_YOUR GOAL_. Return every record below exactly as written.

_SOURCE MATERIAL_.

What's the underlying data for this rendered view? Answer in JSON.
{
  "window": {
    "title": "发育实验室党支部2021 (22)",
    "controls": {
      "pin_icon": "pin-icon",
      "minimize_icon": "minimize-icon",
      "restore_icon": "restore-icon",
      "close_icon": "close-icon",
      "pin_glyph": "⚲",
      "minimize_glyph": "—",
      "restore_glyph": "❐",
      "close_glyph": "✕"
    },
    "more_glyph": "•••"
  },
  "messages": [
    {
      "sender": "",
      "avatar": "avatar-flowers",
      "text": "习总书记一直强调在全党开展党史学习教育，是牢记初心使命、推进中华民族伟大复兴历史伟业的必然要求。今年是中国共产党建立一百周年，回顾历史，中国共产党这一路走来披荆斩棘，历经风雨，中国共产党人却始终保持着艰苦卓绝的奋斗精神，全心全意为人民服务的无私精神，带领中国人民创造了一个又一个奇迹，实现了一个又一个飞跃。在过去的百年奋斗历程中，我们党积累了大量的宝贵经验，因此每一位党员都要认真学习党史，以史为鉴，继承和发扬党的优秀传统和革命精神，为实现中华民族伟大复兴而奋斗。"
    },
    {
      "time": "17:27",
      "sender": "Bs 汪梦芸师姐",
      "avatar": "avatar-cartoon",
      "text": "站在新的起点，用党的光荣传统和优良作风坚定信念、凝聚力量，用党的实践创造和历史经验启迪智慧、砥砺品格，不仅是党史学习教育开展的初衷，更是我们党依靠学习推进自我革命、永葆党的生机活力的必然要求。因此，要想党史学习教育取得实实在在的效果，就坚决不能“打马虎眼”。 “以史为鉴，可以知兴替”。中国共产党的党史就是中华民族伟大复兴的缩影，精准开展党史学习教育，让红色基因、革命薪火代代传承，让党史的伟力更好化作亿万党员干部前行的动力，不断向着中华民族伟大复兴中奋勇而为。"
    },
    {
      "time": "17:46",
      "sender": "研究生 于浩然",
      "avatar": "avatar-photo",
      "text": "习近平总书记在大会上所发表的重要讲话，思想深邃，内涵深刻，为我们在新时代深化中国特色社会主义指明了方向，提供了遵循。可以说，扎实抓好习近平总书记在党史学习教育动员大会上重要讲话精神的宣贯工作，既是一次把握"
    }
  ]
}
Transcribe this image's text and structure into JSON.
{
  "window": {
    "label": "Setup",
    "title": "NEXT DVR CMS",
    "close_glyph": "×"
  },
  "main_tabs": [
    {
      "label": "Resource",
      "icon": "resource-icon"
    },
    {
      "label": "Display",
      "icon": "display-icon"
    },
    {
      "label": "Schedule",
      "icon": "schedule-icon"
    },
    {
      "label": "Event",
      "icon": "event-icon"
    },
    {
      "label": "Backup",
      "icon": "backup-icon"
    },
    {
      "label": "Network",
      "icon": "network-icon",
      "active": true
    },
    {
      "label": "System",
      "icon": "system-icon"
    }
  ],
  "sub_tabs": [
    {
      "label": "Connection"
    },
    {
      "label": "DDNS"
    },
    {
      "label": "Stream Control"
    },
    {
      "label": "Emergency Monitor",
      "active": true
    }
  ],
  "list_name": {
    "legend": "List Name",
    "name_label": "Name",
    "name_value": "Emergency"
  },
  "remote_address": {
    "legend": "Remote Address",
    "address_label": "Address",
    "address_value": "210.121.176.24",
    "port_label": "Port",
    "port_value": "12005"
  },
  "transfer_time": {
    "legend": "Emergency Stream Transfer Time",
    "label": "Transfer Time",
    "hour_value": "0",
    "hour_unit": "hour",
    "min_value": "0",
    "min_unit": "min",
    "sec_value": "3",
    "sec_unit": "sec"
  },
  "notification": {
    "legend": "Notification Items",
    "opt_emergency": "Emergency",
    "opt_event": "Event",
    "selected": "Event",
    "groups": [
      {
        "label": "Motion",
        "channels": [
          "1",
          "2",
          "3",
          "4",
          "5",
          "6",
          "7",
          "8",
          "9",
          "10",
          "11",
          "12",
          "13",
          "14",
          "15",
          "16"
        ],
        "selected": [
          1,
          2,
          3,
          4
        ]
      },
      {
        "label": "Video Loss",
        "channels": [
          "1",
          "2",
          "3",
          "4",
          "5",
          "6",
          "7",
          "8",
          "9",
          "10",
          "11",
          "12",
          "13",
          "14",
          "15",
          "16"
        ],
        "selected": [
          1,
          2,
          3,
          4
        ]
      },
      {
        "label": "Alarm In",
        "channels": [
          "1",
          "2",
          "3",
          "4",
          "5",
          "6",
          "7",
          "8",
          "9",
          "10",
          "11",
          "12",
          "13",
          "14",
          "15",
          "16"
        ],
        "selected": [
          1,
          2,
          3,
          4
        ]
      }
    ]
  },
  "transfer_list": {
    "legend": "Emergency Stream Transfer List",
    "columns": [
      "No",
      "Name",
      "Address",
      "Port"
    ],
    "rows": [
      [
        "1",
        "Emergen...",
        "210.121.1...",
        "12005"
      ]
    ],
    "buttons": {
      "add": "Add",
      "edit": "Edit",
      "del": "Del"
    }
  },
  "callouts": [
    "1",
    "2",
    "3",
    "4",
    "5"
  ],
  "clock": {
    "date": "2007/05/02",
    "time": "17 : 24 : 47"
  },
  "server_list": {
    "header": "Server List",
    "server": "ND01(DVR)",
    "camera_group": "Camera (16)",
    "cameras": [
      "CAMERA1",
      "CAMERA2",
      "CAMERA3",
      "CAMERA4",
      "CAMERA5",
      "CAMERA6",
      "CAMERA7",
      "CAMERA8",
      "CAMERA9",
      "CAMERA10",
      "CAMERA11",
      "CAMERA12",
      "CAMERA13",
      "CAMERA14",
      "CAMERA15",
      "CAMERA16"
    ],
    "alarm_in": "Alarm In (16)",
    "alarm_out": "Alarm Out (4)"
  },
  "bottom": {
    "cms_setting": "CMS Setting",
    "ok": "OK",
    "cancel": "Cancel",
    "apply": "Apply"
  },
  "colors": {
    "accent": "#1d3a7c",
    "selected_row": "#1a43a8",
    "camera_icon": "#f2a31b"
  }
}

_RESULT OF THIS EXERCISE_.
What's the underlying data for this rendered view? Answer in JSON.
{
  "window": {
    "title": "发育实验室党支部2021 (22)",
    "controls": {
      "pin_icon": "pin-icon",
      "minimize_icon": "minimize-icon",
      "restore_icon": "restore-icon",
      "close_icon": "close-icon",
      "pin_glyph": "⚲",
      "minimize_glyph": "—",
      "restore_glyph": "❐",
      "close_glyph": "✕"
    },
    "more_glyph": "•••"
  },
  "messages": [
    {
      "sender": "",
      "avatar": "avatar-flowers",
      "text": "习总书记一直强调在全党开展党史学习教育，是牢记初心使命、推进中华民族伟大复兴历史伟业的必然要求。今年是中国共产党建立一百周年，回顾历史，中国共产党这一路走来披荆斩棘，历经风雨，中国共产党人却始终保持着艰苦卓绝的奋斗精神，全心全意为人民服务的无私精神，带领中国人民创造了一个又一个奇迹，实现了一个又一个飞跃。在过去的百年奋斗历程中，我们党积累了大量的宝贵经验，因此每一位党员都要认真学习党史，以史为鉴，继承和发扬党的优秀传统和革命精神，为实现中华民族伟大复兴而奋斗。"
    },
    {
      "time": "17:27",
      "sender": "Bs 汪梦芸师姐",
      "avatar": "avatar-cartoon",
      "text": "站在新的起点，用党的光荣传统和优良作风坚定信念、凝聚力量，用党的实践创造和历史经验启迪智慧、砥砺品格，不仅是党史学习教育开展的初衷，更是我们党依靠学习推进自我革命、永葆党的生机活力的必然要求。因此，要想党史学习教育取得实实在在的效果，就坚决不能“打马虎眼”。 “以史为鉴，可以知兴替”。中国共产党的党史就是中华民族伟大复兴的缩影，精准开展党史学习教育，让红色基因、革命薪火代代传承，让党史的伟力更好化作亿万党员干部前行的动力，不断向着中华民族伟大复兴中奋勇而为。"
    },
    {
      "time": "17:46",
      "sender": "研究生 于浩然",
      "avatar": "avatar-photo",
      "text": "习近平总书记在大会上所发表的重要讲话，思想深邃，内涵深刻，为我们在新时代深化中国特色社会主义指明了方向，提供了遵循。可以说，扎实抓好习近平总书记在党史学习教育动员大会上重要讲话精神的宣贯工作，既是一次把握"
    }
  ]
}
Transcribe this image's text and structure into JSON.
{
  "window": {
    "label": "Setup",
    "title": "NEXT DVR CMS",
    "close_glyph": "×"
  },
  "main_tabs": [
    {
      "label": "Resource",
      "icon": "resource-icon"
    },
    {
      "label": "Display",
      "icon": "display-icon"
    },
    {
      "label": "Schedule",
      "icon": "schedule-icon"
    },
    {
      "label": "Event",
      "icon": "event-icon"
    },
    {
      "label": "Backup",
      "icon": "backup-icon"
    },
    {
      "label": "Network",
      "icon": "network-icon",
      "active": true
    },
    {
      "label": "System",
      "icon": "system-icon"
    }
  ],
  "sub_tabs": [
    {
      "label": "Connection"
    },
    {
      "label": "DDNS"
    },
    {
      "label": "Stream Control"
    },
    {
      "label": "Emergency Monitor",
      "active": true
    }
  ],
  "list_name": {
    "legend": "List Name",
    "name_label": "Name",
    "name_value": "Emergency"
  },
  "remote_address": {
    "legend": "Remote Address",
    "address_label": "Address",
    "address_value": "210.121.176.24",
    "port_label": "Port",
    "port_value": "12005"
  },
  "transfer_time": {
    "legend": "Emergency Stream Transfer Time",
    "label": "Transfer Time",
    "hour_value": "0",
    "hour_unit": "hour",
    "min_value": "0",
    "min_unit": "min",
    "sec_value": "3",
    "sec_unit": "sec"
  },
  "notification": {
    "legend": "Notification Items",
    "opt_emergency": "Emergency",
    "opt_event": "Event",
    "selected": "Event",
    "groups": [
      {
        "label": "Motion",
        "channels": [
          "1",
          "2",
          "3",
          "4",
          "5",
          "6",
          "7",
          "8",
          "9",
          "10",
          "11",
          "12",
          "13",
          "14",
          "15",
          "16"
        ],
        "selected": [
          1,
          2,
          3,
          4
        ]
      },
      {
        "label": "Video Loss",
        "channels": [
          "1",
          "2",
          "3",
          "4",
          "5",
          "6",
          "7",
          "8",
          "9",
          "10",
          "11",
          "12",
          "13",
          "14",
          "15",
          "16"
        ],
        "selected": [
          1,
          2,
          3,
          4
        ]
      },
      {
        "label": "Alarm In",
        "channels": [
          "1",
          "2",
          "3",
          "4",
          "5",
          "6",
          "7",
          "8",
          "9",
          "10",
          "11",
          "12",
          "13",
          "14",
          "15",
          "16"
        ],
        "selected": [
          1,
          2,
          3,
          4
        ]
      }
    ]
  },
  "transfer_list": {
    "legend": "Emergency Stream Transfer List",
    "columns": [
      "No",
      "Name",
      "Address",
      "Port"
    ],
    "rows": [
      [
        "1",
        "Emergen...",
        "210.121.1...",
        "12005"
      ]
    ],
    "buttons": {
      "add": "Add",
      "edit": "Edit",
      "del": "Del"
    }
  },
  "callouts": [
    "1",
    "2",
    "3",
    "4",
    "5"
  ],
  "clock": {
    "date": "2007/05/02",
    "time": "17 : 24 : 47"
  },
  "server_list": {
    "header": "Server List",
    "server": "ND01(DVR)",
    "camera_group": "Camera (16)",
    "cameras": [
      "CAMERA1",
      "CAMERA2",
      "CAMERA3",
      "CAMERA4",
      "CAMERA5",
      "CAMERA6",
      "CAMERA7",
      "CAMERA8",
      "CAMERA9",
      "CAMERA10",
      "CAMERA11",
      "CAMERA12",
      "CAMERA13",
      "CAMERA14",
      "CAMERA15",
      "CAMERA16"
    ],
    "alarm_in": "Alarm In (16)",
    "alarm_out": "Alarm Out (4)"
  },
  "bottom": {
    "cms_setting": "CMS Setting",
    "ok": "OK",
    "cancel": "Cancel",
    "apply": "Apply"
  },
  "colors": {
    "accent": "#1d3a7c",
    "selected_row": "#1a43a8",
    "camera_icon": "#f2a31b"
  }
}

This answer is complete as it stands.